© Khunaspix Dreamstime.

SEEKING ALPHA‘s Chuck Walston writes:

– There is a knee-jerk reaction among many to view e-commerce related activity as a powerful positive.

– Most e-commerce deliveries are capex intensive and provide lower margins.

– Amazon is rapidly building its own delivery network.

To a great extent, United Parcel Service (UPS) is an e-commerce company. Some view links with e-commerce as a positive for any stock; however, the reality is that it serves as a two edged sword for UPS. Yes, e-commerce, coupled with COVID, created a surge in business-to-consumer (B2C) deliveries. However, B2C is not as profitable as the business-to-business (B2B) segment, and B2C growth requires a significant increase in capex.

Perhaps of greater import is the move by Amazon (AMZN) to expand into delivery services, a domain once viewed as an oligopoly controlled by USPS, UPS, and FedEx (FDX).

While the company has many strengths, recent initiatives by Amazon appear ominous.

The Last FedEx Earnings Report Reveals Much

Following Q4 earnings roughly 3 weeks ago, FedEx stock surged as much as 17% in one day. Adjusted earnings per share hit $2.53, nearly a 50% drop YoY. However, that’s a dollar and a penny above analysts’ expectations. Revenue was over a billion higher than analysts’ forecasts, at nearly $17.36 billion.

Although FedEx beat expectations by a wide margin, the adjusted revenues were still down nearly 50% from the prior quarter. Consequently, the company recorded a loss of $1.28 per share; however, if one adjusts for temporary closures and retirement plan investments, FedEx would show earnings of $2.53 per share.

While the ground delivery business increased by roughly 20%, to 75% of sales, the express-delivery segment dropped by 10%, contributing to operating income falling by 56%.

Management stated $125 million was devoted to PPE and virus-related cleaning costs.

I believe the FedEx results are a likely harbinger of next week’s UPS earnings report. However, there is an obstacle to UPS shares following in the footsteps of FedEx, at least in terms of the stock appreciation: investors reacted to FedEx earnings by bidding up both stocks.

The Gift That Keeps On Taking

During the last quarter, the shift to B2C resulted in a 10% YoY increase in miles driven for UPS and an increase in stops of 15%. This is key to understanding UPS as a potential investment.

COVID caused B2B deliveries to wither while the B2C business skyrocketed. Many investors view B2C as the engine that will drive UPS going forward, but B2C has significantly lower margins and requires additional, ongoing capex.

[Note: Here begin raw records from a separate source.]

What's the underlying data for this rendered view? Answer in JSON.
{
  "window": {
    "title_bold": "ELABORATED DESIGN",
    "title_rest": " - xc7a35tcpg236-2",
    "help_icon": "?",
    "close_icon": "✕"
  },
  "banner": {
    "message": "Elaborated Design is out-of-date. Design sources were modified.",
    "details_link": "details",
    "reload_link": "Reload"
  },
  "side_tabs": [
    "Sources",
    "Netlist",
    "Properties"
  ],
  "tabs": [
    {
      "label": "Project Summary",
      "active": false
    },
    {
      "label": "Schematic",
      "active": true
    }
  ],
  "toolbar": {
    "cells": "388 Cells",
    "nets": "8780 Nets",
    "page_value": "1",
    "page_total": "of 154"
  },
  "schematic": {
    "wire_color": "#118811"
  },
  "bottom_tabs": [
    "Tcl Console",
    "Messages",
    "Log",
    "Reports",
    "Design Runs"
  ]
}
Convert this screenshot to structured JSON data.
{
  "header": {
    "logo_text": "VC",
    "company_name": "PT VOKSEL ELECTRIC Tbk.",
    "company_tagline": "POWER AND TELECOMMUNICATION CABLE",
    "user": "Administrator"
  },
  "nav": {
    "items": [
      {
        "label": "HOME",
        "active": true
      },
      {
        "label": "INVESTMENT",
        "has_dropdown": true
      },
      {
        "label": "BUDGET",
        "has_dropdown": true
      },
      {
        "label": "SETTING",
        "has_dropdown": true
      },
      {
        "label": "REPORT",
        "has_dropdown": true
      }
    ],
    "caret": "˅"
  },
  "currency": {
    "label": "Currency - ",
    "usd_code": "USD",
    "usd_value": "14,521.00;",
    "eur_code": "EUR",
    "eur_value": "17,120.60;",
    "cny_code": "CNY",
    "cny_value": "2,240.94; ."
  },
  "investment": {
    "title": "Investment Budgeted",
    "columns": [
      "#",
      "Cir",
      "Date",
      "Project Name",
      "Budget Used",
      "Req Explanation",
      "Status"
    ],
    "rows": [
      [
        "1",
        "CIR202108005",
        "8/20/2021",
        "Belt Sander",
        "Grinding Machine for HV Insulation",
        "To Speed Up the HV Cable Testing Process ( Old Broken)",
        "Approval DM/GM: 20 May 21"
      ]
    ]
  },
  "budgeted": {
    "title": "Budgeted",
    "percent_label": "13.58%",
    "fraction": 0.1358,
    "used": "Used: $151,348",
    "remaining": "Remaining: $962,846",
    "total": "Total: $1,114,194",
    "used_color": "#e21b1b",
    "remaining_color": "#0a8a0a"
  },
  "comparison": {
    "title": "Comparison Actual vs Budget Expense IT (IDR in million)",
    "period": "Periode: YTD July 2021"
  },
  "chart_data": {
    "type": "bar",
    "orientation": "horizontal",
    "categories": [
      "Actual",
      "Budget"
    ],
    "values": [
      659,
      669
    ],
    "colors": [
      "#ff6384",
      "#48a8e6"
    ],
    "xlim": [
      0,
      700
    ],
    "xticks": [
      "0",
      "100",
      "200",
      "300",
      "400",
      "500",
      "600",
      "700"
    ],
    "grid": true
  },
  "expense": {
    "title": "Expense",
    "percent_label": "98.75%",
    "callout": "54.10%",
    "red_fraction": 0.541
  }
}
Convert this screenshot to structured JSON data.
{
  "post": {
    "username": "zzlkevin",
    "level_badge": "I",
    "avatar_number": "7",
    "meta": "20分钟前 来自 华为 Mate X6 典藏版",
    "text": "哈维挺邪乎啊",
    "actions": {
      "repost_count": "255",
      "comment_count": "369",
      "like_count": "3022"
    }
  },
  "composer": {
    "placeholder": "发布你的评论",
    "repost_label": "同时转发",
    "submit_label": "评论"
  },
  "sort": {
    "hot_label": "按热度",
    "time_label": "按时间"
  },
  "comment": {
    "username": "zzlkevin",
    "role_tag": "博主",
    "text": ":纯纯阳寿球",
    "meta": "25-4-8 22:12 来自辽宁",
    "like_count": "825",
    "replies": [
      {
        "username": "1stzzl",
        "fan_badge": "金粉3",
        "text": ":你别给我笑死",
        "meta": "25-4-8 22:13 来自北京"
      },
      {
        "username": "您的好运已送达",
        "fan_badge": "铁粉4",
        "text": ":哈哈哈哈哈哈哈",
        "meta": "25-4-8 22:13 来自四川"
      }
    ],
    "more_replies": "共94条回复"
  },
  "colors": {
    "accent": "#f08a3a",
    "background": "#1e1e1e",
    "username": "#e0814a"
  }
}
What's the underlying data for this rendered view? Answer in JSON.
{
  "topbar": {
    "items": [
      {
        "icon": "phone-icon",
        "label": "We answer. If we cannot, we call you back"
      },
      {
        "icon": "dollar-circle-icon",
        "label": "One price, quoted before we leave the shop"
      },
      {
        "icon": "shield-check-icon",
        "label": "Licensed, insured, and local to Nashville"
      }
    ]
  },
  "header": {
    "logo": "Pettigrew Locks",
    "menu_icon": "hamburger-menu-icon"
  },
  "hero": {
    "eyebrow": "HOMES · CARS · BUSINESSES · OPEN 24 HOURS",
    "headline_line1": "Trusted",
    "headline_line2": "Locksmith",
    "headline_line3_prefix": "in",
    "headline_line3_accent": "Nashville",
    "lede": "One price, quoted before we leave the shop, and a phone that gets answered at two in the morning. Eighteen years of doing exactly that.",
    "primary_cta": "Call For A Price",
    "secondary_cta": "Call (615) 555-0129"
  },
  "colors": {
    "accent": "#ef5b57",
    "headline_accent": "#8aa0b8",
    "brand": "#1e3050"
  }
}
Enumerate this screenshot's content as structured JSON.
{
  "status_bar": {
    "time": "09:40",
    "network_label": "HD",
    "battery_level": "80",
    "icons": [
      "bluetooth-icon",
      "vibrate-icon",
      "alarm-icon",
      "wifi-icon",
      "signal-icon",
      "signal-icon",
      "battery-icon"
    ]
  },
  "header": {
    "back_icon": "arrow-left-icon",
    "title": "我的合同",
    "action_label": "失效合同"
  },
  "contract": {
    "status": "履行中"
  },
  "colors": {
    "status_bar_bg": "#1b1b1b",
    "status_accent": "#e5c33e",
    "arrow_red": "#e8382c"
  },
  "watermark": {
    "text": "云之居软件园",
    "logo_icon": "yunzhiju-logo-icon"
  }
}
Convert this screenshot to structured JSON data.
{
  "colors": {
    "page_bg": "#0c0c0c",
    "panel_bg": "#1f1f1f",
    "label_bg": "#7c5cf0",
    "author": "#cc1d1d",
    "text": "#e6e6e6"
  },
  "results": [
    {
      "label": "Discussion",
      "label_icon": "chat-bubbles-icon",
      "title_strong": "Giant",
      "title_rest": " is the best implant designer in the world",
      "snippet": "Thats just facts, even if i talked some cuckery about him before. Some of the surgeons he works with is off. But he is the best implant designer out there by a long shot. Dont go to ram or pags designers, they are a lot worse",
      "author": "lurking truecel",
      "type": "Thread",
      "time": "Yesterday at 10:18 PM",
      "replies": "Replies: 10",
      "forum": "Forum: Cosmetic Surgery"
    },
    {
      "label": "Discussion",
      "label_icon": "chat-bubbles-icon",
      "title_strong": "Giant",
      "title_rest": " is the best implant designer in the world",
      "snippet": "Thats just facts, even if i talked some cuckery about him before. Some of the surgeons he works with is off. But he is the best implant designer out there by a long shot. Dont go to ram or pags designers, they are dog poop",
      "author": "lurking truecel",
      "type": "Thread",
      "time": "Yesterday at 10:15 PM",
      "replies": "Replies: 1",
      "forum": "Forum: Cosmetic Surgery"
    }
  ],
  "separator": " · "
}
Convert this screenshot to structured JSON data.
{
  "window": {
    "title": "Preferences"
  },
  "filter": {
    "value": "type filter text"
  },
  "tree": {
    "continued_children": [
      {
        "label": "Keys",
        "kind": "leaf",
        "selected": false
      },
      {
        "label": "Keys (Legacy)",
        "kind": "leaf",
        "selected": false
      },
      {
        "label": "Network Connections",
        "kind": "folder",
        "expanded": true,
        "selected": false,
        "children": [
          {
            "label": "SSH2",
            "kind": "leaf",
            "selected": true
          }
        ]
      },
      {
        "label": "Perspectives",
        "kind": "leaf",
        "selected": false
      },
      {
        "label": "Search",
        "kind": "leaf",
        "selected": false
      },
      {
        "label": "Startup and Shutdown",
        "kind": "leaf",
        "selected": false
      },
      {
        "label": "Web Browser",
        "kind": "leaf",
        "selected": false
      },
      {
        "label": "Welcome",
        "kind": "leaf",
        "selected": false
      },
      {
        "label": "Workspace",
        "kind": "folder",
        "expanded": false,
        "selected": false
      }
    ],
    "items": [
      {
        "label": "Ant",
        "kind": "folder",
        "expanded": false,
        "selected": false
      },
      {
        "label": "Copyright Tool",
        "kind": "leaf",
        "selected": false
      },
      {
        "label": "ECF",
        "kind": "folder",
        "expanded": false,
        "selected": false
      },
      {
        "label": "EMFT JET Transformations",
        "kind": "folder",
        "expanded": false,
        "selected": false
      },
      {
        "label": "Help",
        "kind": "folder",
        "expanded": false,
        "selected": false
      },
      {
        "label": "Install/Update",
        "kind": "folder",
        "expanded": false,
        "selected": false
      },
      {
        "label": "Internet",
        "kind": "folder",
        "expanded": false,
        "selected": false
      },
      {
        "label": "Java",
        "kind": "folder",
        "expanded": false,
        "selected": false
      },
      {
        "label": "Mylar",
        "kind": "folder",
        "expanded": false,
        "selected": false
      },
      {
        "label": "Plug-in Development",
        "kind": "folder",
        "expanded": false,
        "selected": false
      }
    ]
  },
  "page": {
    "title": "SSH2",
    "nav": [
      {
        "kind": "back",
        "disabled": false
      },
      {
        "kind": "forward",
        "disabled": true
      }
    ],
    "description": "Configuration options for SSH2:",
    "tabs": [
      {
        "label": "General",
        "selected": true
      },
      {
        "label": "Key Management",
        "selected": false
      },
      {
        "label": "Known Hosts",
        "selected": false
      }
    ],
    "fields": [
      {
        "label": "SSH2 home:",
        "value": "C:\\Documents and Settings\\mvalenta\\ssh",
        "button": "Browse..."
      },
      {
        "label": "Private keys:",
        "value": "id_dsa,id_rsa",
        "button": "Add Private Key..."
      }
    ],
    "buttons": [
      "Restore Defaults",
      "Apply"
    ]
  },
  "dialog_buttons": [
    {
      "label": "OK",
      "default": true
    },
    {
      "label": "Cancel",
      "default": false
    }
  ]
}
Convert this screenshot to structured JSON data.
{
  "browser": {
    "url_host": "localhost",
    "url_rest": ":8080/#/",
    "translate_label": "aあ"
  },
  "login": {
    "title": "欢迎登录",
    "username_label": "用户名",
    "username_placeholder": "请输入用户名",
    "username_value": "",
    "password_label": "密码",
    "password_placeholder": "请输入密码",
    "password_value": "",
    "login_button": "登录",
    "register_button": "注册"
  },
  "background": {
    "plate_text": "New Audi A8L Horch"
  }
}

A perusal of rival FedEx Q4 results reveals revenue rose while profits fell dramatically. Considering FedEx and UPS provide quarterly reports roughly a month apart, we can have a reasonable expectation that both companies results will be similar.

To read the full post, please click here (sub may be required).

Comment on this article

You must be logged in to post a comment.